Keifer, Joseph Warren, 1836-1932Alternative names
U.S. Army colonel, member of the 110th Regiment, Ohio Infantry.
From the description of Order book, 1862-1863. (Duke University Library). WorldCat record id: 19865946
Joseph Warren Keifer was a Union officer in the 110th Ohio Regiment.
From the description of Joseph Warren Keifer letters, 1862-1864. (Louisiana State University). WorldCat record id: 297452632
From the description of Autograph letter signed : Springfield, Ohio, to President Hayes, 1878 Oct. 21. (Unknown). WorldCat record id: 270489699
Lawyer, banker, army officer, and U.S. representative from Ohio.
From the description of Papers of Joseph Warren Keifer, 1850-1865 (bulk 1861-1865). (Unknown). WorldCat record id: 71066318
From the description of Letters to his wife, [microform] Sept. 3, 1862-Dec. 31, 1864. (Rutherford B Hayes Presidential Center). WorldCat record id: 66771042
From the description of Letters to RBH [microform]. 1871-1892. (Rutherford B Hayes Presidential Center). WorldCat record id: 66773994
1836, Jan. 30:
Born, Clark County, Ohio
Admitted to the bar; practiced law in Springfield, Ohio

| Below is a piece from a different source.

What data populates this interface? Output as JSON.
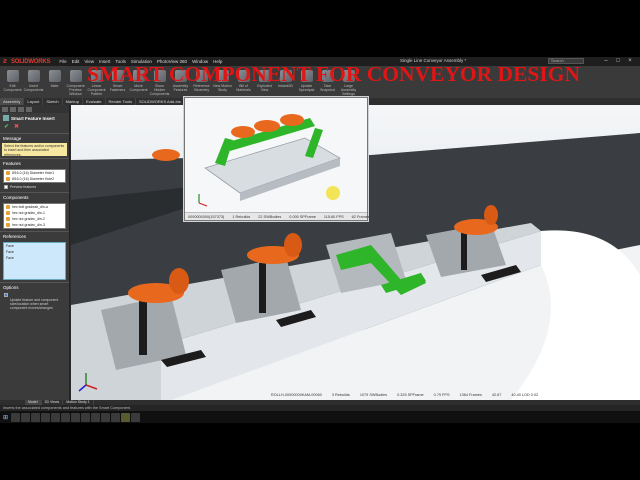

Married Eliza Stout
Enlisted, United States Army Major, Third Regiment, Ohio Volunteer Infantry
Colonel, 110th Regiment, Ohio Volunteer Infantry
Brigader General, 110th Regiment, Ohio Volunteer Infantry
Mustered out of army Resumed law practice
1868- 1869: Member, Ohio State Senate
Delegate, Republican national convention
1877- 1885: Member, United States House of Representatives
1898- 1899: Major General, United States Army
Published Slavery and Four Years of War (New York: Putnam. 2 vols.)
1905- 1911: Member, United States House of Representatives
Addressed Conference on Universal Peace, Brussels, Belgium
1932, Apr. 22:
Died, Springfield, Ohio
From the guide to the Joseph Warren Keifer Papers, 1850-1865, (Manuscript Division Library of Congress)
Joseph Warren Keifer (1836-1932), Civil War soldier, Ohio congressman, and Speaker of the House, was reared on his father's farm in Ohio. He attended Antioch College and, after admission to the bar, began the practice of law in Springfield, Ohio, in 1858.
After only a few years in the law, he enlisted in the Union army in April 1861. Keifer won successive promotions for his service in campaigns in West Virginia, Kentucky, Tennessee, Alabama, and Georgia. By April 1865 he had fought in twenty-seven battles and had been commissioned as a major general. Keifer was wounded four times in the course of the war, most severely at the Battle of the Wilderness.
At the war's end, he returned to Springfield, where he resumed his law practice, and served in the Ohio state senate. In 1876 he was a delegate to the Republican National Convention at Cincinnati and was elected to the United States House of Representatives, where he first served from 1877 to 1885. He was Speaker of the House for the Forty-seventh Congress (1881-1883). Keifer returned to active army service in 1898 and 1899 as a major general of volunteers in the Spanish-American War. Later he was commander-in-chief of the Spanish War Veterans. Between 1905 and 1911 he again served in the House of Representatives. The length and variety of his military and political service brought Keifer into contact with many of the notable figures in the period between the Civil War and the' First World War. For more than fifty years he served as a trustee of Antioch College. J. Warren Keifer married Eliza Stout in 1860, and they had four children. Keifer died in Springfield, Ohio, on 22 April 1932, one of the last of the surviving Union generals.
From the guide to the J. Warren Keifer Papers, 1858-1929, 1881-1883, (Special Collections Research Center, Syracuse University Libraries)
|Place Name||Admin Code||Country|
|Moorefield (W. Va.)|
|Draft Riot, New York, N.Y., 1863|
|Politics, government and public administration|
|Civil War (U.S.)|
|Winchester, 3rd Battle of, Winchester, Va., 1864|
|Representatives, U.S. Congress--Ohio|